Pick every line out of the entries below that holds the string "title", and report them.

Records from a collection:
····················

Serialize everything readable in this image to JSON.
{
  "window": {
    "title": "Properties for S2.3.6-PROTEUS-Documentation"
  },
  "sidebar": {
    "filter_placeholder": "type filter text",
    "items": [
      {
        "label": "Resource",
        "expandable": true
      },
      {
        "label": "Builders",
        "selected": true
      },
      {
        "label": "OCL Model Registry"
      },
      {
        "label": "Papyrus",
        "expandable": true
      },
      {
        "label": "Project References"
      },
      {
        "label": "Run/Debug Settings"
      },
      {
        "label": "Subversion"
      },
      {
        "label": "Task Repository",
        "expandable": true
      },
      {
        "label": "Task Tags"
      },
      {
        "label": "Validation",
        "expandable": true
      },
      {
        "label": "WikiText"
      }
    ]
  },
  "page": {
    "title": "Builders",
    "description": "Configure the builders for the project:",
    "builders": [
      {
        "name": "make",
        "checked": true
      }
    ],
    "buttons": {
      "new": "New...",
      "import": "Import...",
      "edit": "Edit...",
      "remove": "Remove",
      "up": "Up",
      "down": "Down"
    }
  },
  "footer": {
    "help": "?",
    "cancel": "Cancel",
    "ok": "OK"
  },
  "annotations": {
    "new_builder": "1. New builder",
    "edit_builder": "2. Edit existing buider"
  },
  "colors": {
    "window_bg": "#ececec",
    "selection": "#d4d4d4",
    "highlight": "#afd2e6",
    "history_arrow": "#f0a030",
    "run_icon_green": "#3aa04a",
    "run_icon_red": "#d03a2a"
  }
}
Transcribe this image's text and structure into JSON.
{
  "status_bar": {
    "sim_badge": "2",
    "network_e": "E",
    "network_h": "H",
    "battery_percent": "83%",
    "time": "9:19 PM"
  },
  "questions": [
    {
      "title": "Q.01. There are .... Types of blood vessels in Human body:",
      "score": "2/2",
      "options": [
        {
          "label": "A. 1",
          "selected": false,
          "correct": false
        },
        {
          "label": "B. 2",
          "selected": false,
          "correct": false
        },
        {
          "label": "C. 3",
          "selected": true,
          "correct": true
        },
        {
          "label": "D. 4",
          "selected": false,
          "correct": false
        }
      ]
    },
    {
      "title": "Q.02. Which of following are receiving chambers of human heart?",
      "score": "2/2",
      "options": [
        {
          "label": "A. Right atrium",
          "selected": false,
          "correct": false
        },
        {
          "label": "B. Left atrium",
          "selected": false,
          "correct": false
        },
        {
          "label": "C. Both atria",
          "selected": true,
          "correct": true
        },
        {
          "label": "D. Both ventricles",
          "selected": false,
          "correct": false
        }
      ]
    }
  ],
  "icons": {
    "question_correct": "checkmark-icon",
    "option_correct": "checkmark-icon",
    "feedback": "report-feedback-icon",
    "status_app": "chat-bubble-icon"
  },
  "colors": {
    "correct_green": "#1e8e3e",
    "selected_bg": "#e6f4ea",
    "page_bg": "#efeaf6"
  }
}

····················

SOLUTION
    "title": "Properties for S2.3.6-PROTEUS-Documentation"
    "title": "Builders",
      "title": "Q.01. There are .... Types of blood vessels in Human body:",
      "title": "Q.02. Which of following are receiving chambers of human heart?",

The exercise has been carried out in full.